During the pandemic in 2020, Nguyen took to posting a simple TikTok video on how to make “quick and easy” fried rice at home. The video has since garnered nearly eight million views to date. It showcased her culinary skills in chopping up green onions and mincing garlic while radiating a fun and lively energy, eventually ending it with what would become her signature “chef’s kiss”. She continued to release content, drawing in thousands to millions of views, ranging from making Vietnamese Coffee and Vietnamese yogurt to egg rolls or Banh Xeo (savory Vietnamese crêpes filled with pork belly, shrimp, and bean sprouts).

Despite Nguyen’s playful and confident nature, she was quite apprehensive at first on posting any videos at all. “I still felt like there were so many things I could learn, and I didn't want people to perceive it in a way where I'm trying to portray that I know everything. But when the pandemic happened, everything just kind of went out the window. Nobody knew what was going on. It was like anything kind of went and everyone was forced to click anyway, so why not?”

As the pandemic progressed, so did Nguyen’s vision on how she viewed the Vietnamese cooking and dining experience, eventually lending itself to a clearer purpose for her audience. Nguyen continues, “I wanted it to be more inviting because [cooking] Southeast Asian food could be seen as intimidating. There are a lot of ingredients that people aren't familiar with. In a way, it's kind of demystifying Vietnamese cuisine and showing people that it's [actually] pretty simple.”

Following the COVID-19 shutdown, Nguyen’s culinary journey continued as she hosted her first pop-up in West Hollywood at Petite Taqueria, an establishment that would later become the launching grounds of ĐiĐi. This was a pivotal moment as most interactions during that period were constrained behind monitors and cellphones. The pop-up allowed Nguyen to interact and connect with some of her biggest fans and supporters outside of the digital space. Nguyen beams with joy as she recalls that day—a day filled with endless hugs and conversations. “It's so easy to watch somebody online and then just move on with your day. But for people to actually make the effort to buy the tickets, drive to the restaurant, and sit down to eat the food…that moment was like, ‘Okay, wow. This is something different, something that I've never experienced before.’ It’s such a surreal feeling.”

On July 20, 2023, ĐiĐi debuted as Nguyen’s first restaurant as a co-owner with the established Los Angeles-based hospitality company, H.Wood Group. Reservations were hard to come by as the coveted restaurant launched their grand opening. Aside from the flavorful dishes, patrons were immediately greeted with vibrant, stimulating colors while sustaining an ambience of comfort and home within the establishment. Nguyen emphasized the importance of having Vietnamese culture reflected within ĐiĐi’s design. “If you go to Vietnam right now, it’s such a different world. It's young. It's vibrant. It's fun. It's something that I don't see often represented over here. I wanted to bring modern-day Saigon to La Cienega.”
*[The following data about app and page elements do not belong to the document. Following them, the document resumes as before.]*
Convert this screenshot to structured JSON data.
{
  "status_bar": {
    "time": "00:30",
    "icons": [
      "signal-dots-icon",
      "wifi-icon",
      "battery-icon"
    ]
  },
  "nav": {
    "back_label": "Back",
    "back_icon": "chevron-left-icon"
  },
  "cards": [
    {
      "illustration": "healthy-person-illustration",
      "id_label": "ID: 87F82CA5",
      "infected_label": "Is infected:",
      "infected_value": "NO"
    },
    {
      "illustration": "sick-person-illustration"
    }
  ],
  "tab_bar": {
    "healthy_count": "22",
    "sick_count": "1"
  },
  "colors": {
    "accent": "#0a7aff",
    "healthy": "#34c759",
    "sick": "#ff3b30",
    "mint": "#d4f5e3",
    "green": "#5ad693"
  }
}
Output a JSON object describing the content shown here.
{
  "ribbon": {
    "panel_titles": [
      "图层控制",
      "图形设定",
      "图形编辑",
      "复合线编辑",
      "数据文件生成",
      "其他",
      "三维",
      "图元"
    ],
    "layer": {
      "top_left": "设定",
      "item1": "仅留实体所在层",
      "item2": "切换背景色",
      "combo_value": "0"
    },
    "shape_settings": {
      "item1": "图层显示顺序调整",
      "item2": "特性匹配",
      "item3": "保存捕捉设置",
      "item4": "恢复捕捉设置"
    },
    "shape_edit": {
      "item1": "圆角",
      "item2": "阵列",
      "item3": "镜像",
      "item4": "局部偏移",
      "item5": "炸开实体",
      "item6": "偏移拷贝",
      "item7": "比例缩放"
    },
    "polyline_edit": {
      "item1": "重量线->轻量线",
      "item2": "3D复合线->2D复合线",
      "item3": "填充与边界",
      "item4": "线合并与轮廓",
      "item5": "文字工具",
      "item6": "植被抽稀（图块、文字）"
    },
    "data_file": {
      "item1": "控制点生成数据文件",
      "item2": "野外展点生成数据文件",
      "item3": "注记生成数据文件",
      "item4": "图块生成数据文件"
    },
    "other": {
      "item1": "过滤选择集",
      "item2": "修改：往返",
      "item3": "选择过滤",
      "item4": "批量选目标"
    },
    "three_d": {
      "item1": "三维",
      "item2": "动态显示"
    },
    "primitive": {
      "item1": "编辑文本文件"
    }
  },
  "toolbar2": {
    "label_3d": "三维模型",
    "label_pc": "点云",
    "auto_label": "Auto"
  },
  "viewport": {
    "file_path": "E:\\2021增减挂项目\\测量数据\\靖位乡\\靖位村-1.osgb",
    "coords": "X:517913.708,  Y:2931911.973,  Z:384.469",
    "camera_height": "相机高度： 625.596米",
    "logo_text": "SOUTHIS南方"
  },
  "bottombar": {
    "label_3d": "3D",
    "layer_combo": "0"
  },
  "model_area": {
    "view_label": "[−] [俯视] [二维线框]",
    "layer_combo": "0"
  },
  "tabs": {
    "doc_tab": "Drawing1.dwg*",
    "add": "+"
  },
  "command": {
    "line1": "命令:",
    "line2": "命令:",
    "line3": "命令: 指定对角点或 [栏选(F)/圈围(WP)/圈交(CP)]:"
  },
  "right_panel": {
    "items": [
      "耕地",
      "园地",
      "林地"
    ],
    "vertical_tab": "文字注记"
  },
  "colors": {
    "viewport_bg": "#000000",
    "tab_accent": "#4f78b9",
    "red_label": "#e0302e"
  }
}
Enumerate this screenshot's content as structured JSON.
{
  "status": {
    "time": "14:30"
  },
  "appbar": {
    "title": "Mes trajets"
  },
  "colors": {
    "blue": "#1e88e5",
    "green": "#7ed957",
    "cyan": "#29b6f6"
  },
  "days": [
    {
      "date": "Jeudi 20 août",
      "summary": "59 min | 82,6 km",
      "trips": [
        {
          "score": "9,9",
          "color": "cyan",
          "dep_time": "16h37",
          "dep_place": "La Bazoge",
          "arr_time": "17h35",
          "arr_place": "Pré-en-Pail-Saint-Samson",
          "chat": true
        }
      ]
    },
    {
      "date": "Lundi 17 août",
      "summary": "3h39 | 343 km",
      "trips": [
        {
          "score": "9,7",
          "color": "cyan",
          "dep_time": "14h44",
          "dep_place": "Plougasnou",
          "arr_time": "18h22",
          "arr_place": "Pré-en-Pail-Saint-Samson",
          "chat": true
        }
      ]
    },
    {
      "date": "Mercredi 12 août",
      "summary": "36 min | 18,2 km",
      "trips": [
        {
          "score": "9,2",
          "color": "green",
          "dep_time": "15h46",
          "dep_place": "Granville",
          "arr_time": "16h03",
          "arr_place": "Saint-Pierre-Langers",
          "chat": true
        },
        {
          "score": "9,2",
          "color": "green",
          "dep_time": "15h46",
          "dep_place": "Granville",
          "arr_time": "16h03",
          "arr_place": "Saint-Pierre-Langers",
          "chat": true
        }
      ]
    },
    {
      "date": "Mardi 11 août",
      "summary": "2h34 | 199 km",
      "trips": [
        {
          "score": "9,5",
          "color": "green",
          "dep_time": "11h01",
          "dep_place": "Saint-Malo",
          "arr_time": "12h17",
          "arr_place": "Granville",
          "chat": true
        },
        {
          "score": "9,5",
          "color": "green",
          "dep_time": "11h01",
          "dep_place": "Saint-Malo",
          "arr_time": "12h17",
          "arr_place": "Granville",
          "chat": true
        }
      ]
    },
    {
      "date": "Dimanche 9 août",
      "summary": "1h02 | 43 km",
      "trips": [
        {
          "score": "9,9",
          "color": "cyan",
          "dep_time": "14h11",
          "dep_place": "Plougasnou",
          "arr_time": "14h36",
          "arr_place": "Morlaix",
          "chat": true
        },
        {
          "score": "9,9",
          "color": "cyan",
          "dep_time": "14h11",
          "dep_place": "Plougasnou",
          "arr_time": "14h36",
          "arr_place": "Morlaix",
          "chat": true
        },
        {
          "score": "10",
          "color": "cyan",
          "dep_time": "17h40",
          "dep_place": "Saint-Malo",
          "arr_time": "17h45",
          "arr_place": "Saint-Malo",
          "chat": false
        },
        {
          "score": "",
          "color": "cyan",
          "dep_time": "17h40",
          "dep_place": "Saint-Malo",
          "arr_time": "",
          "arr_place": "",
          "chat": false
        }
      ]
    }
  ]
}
Becoming a restaurateur at a relatively young age has definitely come with its fair share of obstacles for Nguyen. She reflects on the massive undertaking at the time, saying, “I feel like my biggest obstacle would have to be fighting the imposter syndrome. I don't have the type of experience that a lot of people in the restaurant industry have [opening up a restaurant]. I have no idea what I'm doing or where it's going, but thank God I had such incredible partners who really helped me, uplifted me, and provided me with so many tools in order for this partnership to thrive and for ĐiĐi to really come to life.”

On how Nguyen envisions her culinary career in 10 years, she says, “I hope to bring ĐiĐi over to Saigon because I want to provide jobs for my family that are still there.” Nguyen explains the difficulties of finding a job in Vietnam with no connections, even with a college education. “If I'm able to bring ĐiĐi over to Saigon and [have] half of my family work there, it would mean the world to me.”

Nguyen’s expertise continues to rise as she dominates the social media realm as a content creator while managing her first restaurant. For aspiring chefs, her biggest advice is: “Stay true to yourself. Stay true to what you really like and stay true to the food as a whole. That's it.”